Niall Ferguson has a very curious essay in today’s New York Times. He asserts two things that are clearly true — that Americans typically take their religion far more seriously than Europeans do, and that Americans are also more committed to paid work, with longer workweeks and longer worklives — and claims that the two observations prove that Max Weber was right about the Protestant ethic.
The main point of the essay is political rather than religious: Ferguson fears that the European Union will impose what he calls its “secularized sloth” on the Eastern European countries who are lining up to join it. Ferguson seems a little confused in his treatment of Catholicism, and I doubt that Weber would think that the article adequately restates his thesis, but let those details pass.
To me, the striking thing about the article is Ferguson’s strongly-expressed but apparently unexamined preference for overwork as a way of life and his apparent unawareness of the irony involved in claiming a Christian religious sanction for a commitment to relentless getting and spending.
By ordinary economic logic, the richer we get the more we ought to be willing, at the margin, to trade off material goods for the leisure in which to enjoy them. That Americans have actually been lengthening their work years over the past couple of decades is doubtless true, but it ought to be regarded as puzzling rather than praiseworthy. We ought to be examining our social system to figure out why it doesn’t offer more opportunities to earn a little less and have a little more time off, and why so many people in the richest country in the world feel so stretched financially that they neglect their health (for example by undersleeping and underexcercising), their friendships, and their families to pile up the dough. It isn’t just that the workweek has extended; commuting times, too, have grown.
Why? Why aren’t Americans taking more of their increased wealth as leisure rather than consumer goods? Robert Frank has some thoughts on these topics that seem to me convincing, both in Luxury Fever and in the book on “Winner-take-all” economics he wrote with Phil Cook, but I’m insisting here on the questions rather than on any particular answers.
Put aside for the moment about the problems of children whose parents aren’t (still) married. Just how pleased are we supposed to be that an upper-middle-class child of today in an intact family gets substantially fewer parental hours devoted to his or her upbringing than would have been true a generation ago?

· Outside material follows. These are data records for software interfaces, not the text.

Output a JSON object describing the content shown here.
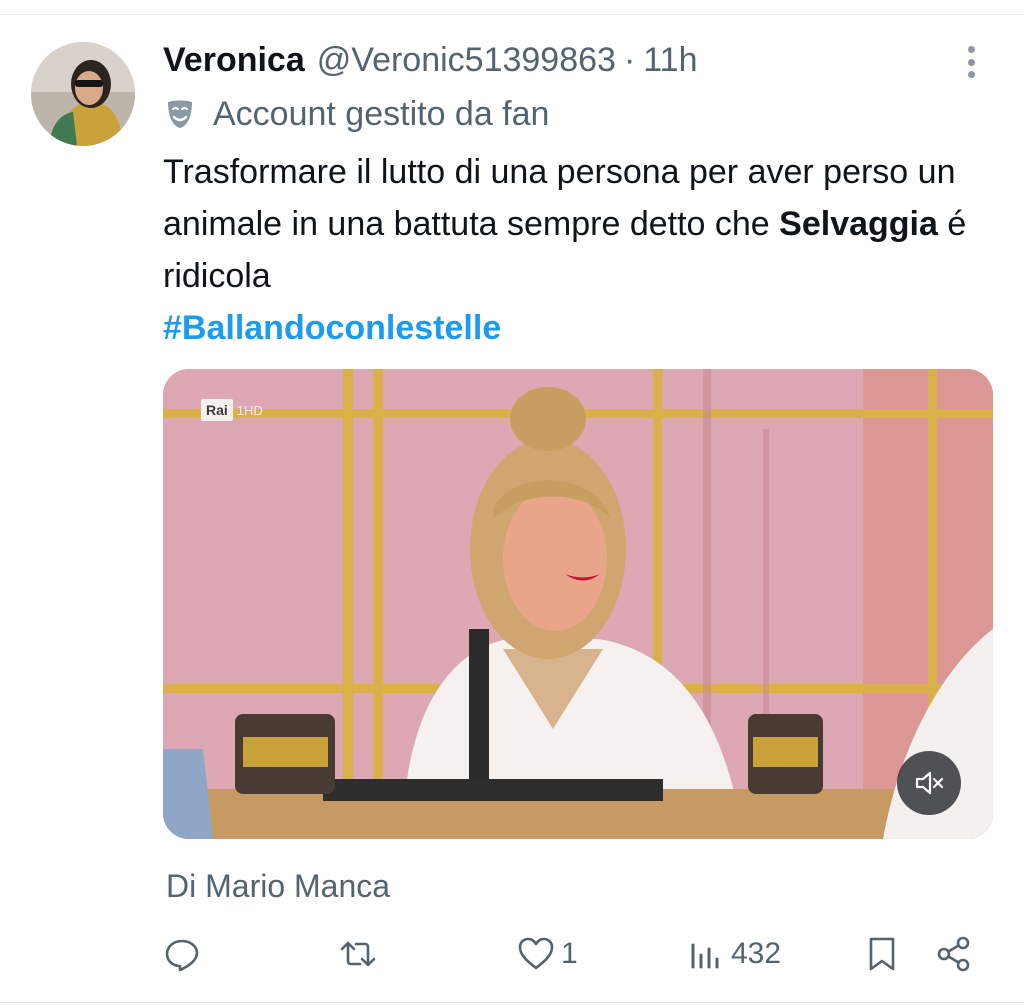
{
  "tweet": {
    "display_name": "Veronica",
    "handle": "@Veronic51399863",
    "separator": "·",
    "time": "11h",
    "account_label": "Account gestito da fan",
    "text_before_bold": "Trasformare il lutto di una persona per aver perso un animale in una battuta sempre detto che ",
    "text_bold": "Selvaggia",
    "text_after_bold": " é ridicola",
    "hashtag": "#Ballandoconlestelle",
    "byline": "Di Mario Manca"
  },
  "media": {
    "channel_logo": "Rai",
    "channel_suffix": "1HD",
    "mute_icon": "volume-muted-icon"
  },
  "actions": {
    "reply_icon": "reply-icon",
    "retweet_icon": "retweet-icon",
    "like_icon": "heart-icon",
    "like_count": "1",
    "views_icon": "views-icon",
    "views_count": "432",
    "bookmark_icon": "bookmark-icon",
    "share_icon": "share-icon"
  },
  "colors": {
    "link_blue": "#1d9bf0",
    "secondary_text": "#536471",
    "primary_text": "#0f1419"
  }
}
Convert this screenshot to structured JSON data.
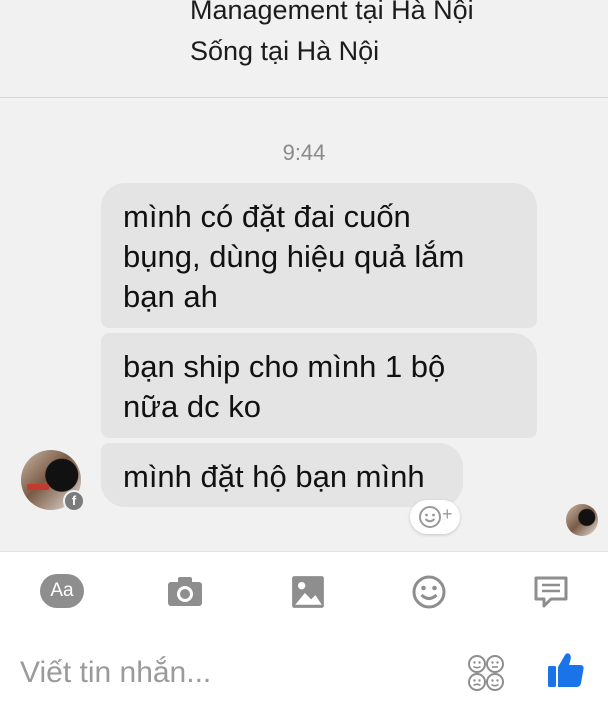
{
  "profile": {
    "work_line": "Management tại Hà Nội",
    "lives_line": "Sống tại Hà Nội"
  },
  "conversation": {
    "timestamp": "9:44",
    "messages": [
      {
        "lines": [
          "mình có đặt đai cuốn",
          "bụng, dùng hiệu quả lắm",
          "bạn ah"
        ]
      },
      {
        "lines": [
          "bạn ship cho mình 1 bộ",
          "nữa dc ko"
        ]
      },
      {
        "lines": [
          "mình đặt hộ bạn mình"
        ]
      }
    ],
    "sender_badge": "f"
  },
  "toolbar": {
    "text_style_label": "Aa",
    "icons": [
      "camera-icon",
      "image-icon",
      "emoji-icon",
      "quick-reply-icon"
    ]
  },
  "composer": {
    "placeholder": "Viết tin nhắn...",
    "sticker_icon": "sticker-faces-icon",
    "like_icon": "thumbs-up-icon"
  },
  "colors": {
    "background": "#f1f1f1",
    "bubble": "#e4e4e4",
    "icon_gray": "#8e8e8e",
    "like_blue": "#1a73e8"
  }
}
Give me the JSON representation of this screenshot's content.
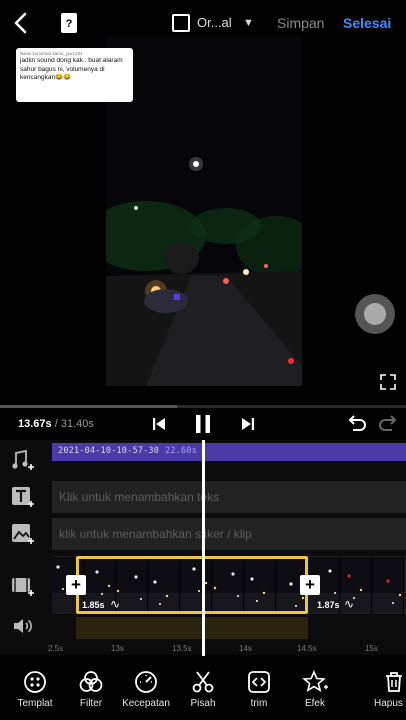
{
  "topbar": {
    "ratio_label": "Or...al",
    "save_label": "Simpan",
    "done_label": "Selesai",
    "help_label": "?"
  },
  "comment": {
    "author": "Balas komentar kamu_pur1234",
    "message": "jadiin sound dong kak.. buat alaram sahur bagus ni, volumenya di kencangkan😂😂"
  },
  "playback": {
    "current_time": "13.67s",
    "total_time": "31.40s",
    "progress": 0.435
  },
  "timeline": {
    "audio_clip": {
      "label": "2021-04-10-10-57-30",
      "duration": "22.60s"
    },
    "text_lane_placeholder": "Klik untuk menambahkan teks",
    "sticker_lane_placeholder": "klik untuk menambahkan stiker / klip",
    "clip_left_duration": "1.85s",
    "clip_right_duration": "1.87s",
    "ticks": [
      "2.5s",
      "13s",
      "13.5s",
      "14s",
      "14.5s",
      "15s"
    ]
  },
  "toolbar": {
    "items": [
      {
        "label": "Templat",
        "icon": "template-icon"
      },
      {
        "label": "Filter",
        "icon": "filter-icon"
      },
      {
        "label": "Kecepatan",
        "icon": "speed-icon"
      },
      {
        "label": "Pisah",
        "icon": "scissors-icon"
      },
      {
        "label": "trim",
        "icon": "trim-icon"
      },
      {
        "label": "Efek",
        "icon": "star-icon"
      },
      {
        "label": "Hapus",
        "icon": "trash-icon"
      }
    ]
  },
  "colors": {
    "accent": "#3a8cff",
    "selection": "#f0c53a",
    "audio": "#4b3aa8"
  }
}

The entry of women into the professional workplace was, in my view, a great social accomplishment, but wouldn’t we be better off as a country if both the earners in two-earner families with kids felt able to work fewer hours and spend more hours doing the job of parent?
Ferguson can barely control his rage at the thought that the horrid, horrid “Old European” European Union is threatening to deprive the innocent (though now, Ferguson reports, Godless) Czechs of the glorious opportunity to put in 2000 hours a year at the office. That will, he explains, mean that the US will continue to have a higher GDP per capita than Europe, despite the fact that Western European productivity is as high as, or higher than, ours. He seems to think this is self-evidently A Bad Thing, though he doesn’t bother to explain why.

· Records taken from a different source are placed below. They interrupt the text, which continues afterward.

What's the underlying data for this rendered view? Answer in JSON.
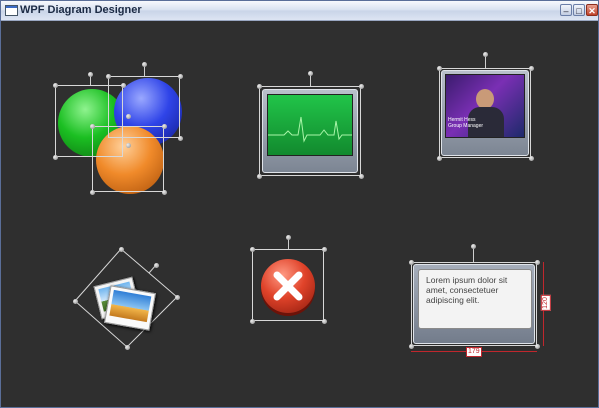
{
  "window": {
    "title": "WPF Diagram Designer"
  },
  "title_buttons": {
    "minimize": "–",
    "maximize": "□",
    "close": "✕"
  },
  "items": {
    "balls": {
      "colors": [
        "#1bbf22",
        "#2f44e8",
        "#f08a2a"
      ]
    },
    "monitor": {
      "screen_color": "#18a83a",
      "trace_color": "#a8f5a8"
    },
    "video": {
      "overlay_name": "Hermit Hess",
      "overlay_title": "Group Manager"
    },
    "photo_icon": {
      "icon": "photos-icon"
    },
    "close_icon": {
      "icon": "close-icon",
      "color": "#e0432a"
    },
    "note": {
      "text": "Lorem ipsum dolor sit amet, consectetuer adipiscing elit.",
      "width_label": "179",
      "height_label": "120"
    }
  }
}
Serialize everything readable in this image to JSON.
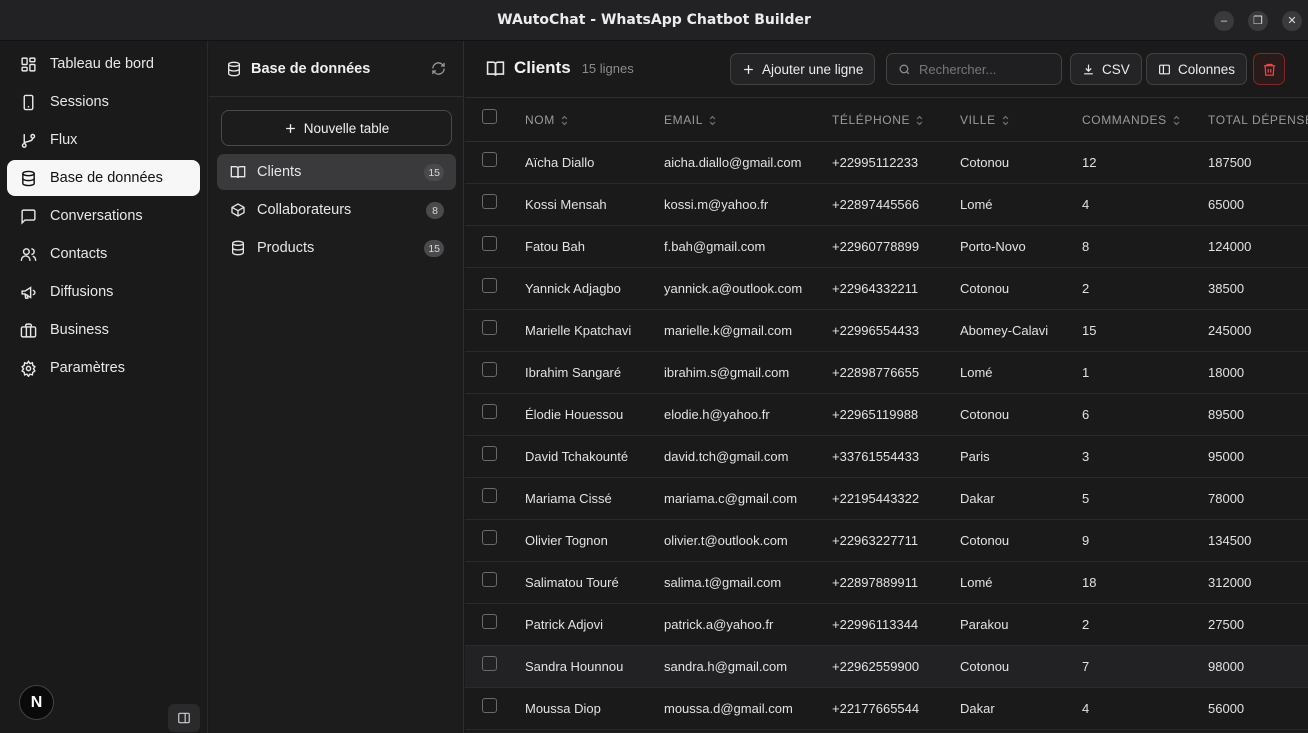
{
  "window": {
    "title": "WAutoChat - WhatsApp Chatbot Builder"
  },
  "nav": {
    "items": [
      {
        "label": "Tableau de bord",
        "icon": "dashboard-icon"
      },
      {
        "label": "Sessions",
        "icon": "phone-icon"
      },
      {
        "label": "Flux",
        "icon": "git-branch-icon"
      },
      {
        "label": "Base de données",
        "icon": "database-icon",
        "active": true
      },
      {
        "label": "Conversations",
        "icon": "message-icon"
      },
      {
        "label": "Contacts",
        "icon": "users-icon"
      },
      {
        "label": "Diffusions",
        "icon": "megaphone-icon"
      },
      {
        "label": "Business",
        "icon": "briefcase-icon"
      },
      {
        "label": "Paramètres",
        "icon": "gear-icon"
      }
    ],
    "avatar_letter": "N"
  },
  "tables_panel": {
    "title": "Base de données",
    "new_table_label": "Nouvelle table",
    "items": [
      {
        "label": "Clients",
        "count": "15",
        "icon": "book-icon",
        "active": true
      },
      {
        "label": "Collaborateurs",
        "count": "8",
        "icon": "box-icon"
      },
      {
        "label": "Products",
        "count": "15",
        "icon": "database-icon"
      }
    ]
  },
  "main": {
    "title": "Clients",
    "subtitle": "15 lignes",
    "add_row_label": "Ajouter une ligne",
    "search_placeholder": "Rechercher...",
    "csv_label": "CSV",
    "columns_label": "Colonnes",
    "accent_danger": "#e5484d",
    "columns": [
      "NOM",
      "EMAIL",
      "TÉLÉPHONE",
      "VILLE",
      "COMMANDES",
      "TOTAL DÉPENSÉ"
    ],
    "rows": [
      [
        "Aïcha Diallo",
        "aicha.diallo@gmail.com",
        "+22995112233",
        "Cotonou",
        "12",
        "187500"
      ],
      [
        "Kossi Mensah",
        "kossi.m@yahoo.fr",
        "+22897445566",
        "Lomé",
        "4",
        "65000"
      ],
      [
        "Fatou Bah",
        "f.bah@gmail.com",
        "+22960778899",
        "Porto-Novo",
        "8",
        "124000"
      ],
      [
        "Yannick Adjagbo",
        "yannick.a@outlook.com",
        "+22964332211",
        "Cotonou",
        "2",
        "38500"
      ],
      [
        "Marielle Kpatchavi",
        "marielle.k@gmail.com",
        "+22996554433",
        "Abomey-Calavi",
        "15",
        "245000"
      ],
      [
        "Ibrahim Sangaré",
        "ibrahim.s@gmail.com",
        "+22898776655",
        "Lomé",
        "1",
        "18000"
      ],
      [
        "Élodie Houessou",
        "elodie.h@yahoo.fr",
        "+22965119988",
        "Cotonou",
        "6",
        "89500"
      ],
      [
        "David Tchakounté",
        "david.tch@gmail.com",
        "+33761554433",
        "Paris",
        "3",
        "95000"
      ],
      [
        "Mariama Cissé",
        "mariama.c@gmail.com",
        "+22195443322",
        "Dakar",
        "5",
        "78000"
      ],
      [
        "Olivier Tognon",
        "olivier.t@outlook.com",
        "+22963227711",
        "Cotonou",
        "9",
        "134500"
      ],
      [
        "Salimatou Touré",
        "salima.t@gmail.com",
        "+22897889911",
        "Lomé",
        "18",
        "312000"
      ],
      [
        "Patrick Adjovi",
        "patrick.a@yahoo.fr",
        "+22996113344",
        "Parakou",
        "2",
        "27500"
      ],
      [
        "Sandra Hounnou",
        "sandra.h@gmail.com",
        "+22962559900",
        "Cotonou",
        "7",
        "98000"
      ],
      [
        "Moussa Diop",
        "moussa.d@gmail.com",
        "+22177665544",
        "Dakar",
        "4",
        "56000"
      ]
    ]
  }
}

Nor does Ferguson ever reflect on what a certain rabbi from Nazareth might think about all of this. But it’s not really very hard to figure out; the Sermon on the Mount is memorably eloquent: “Lay not up treasure here on earth … you cannot serve God and Mammon … Behold the fowls of the air: for they sow not, neither do they reap, nor gather into barns; yet your heavenly Father feedeth them…And why take ye thought for raiment? Behold the lilies of the field: they toil not, neither do they spin, and yet I say to you that even Solomon in all his glory was not arrayed like one of these …”
Jesus, as quoted in the Gospels, is sometimes obscure, but his position on the Protestant Ethic couldn’t be clearer. He was against it.
Now I’m not very religious, and the religion I mostly don’t practice isn’t Christianity. So I’m not committed to the idea that what Jesus said is the way people ought to behave. And of course there are lots of things about institutional Christianity that are hard to square with the Gospels; there’s no contradiction between the textual claim that the Sermon on the Mount is hostile to accumulation and Weber’s sociological claim that some aspects of Protestantism were favorable to economic growth.
But isn’t it rather strange to claim as an argument in favor of Christian religiosity that it encourages people to sacrifice their children to Mammon?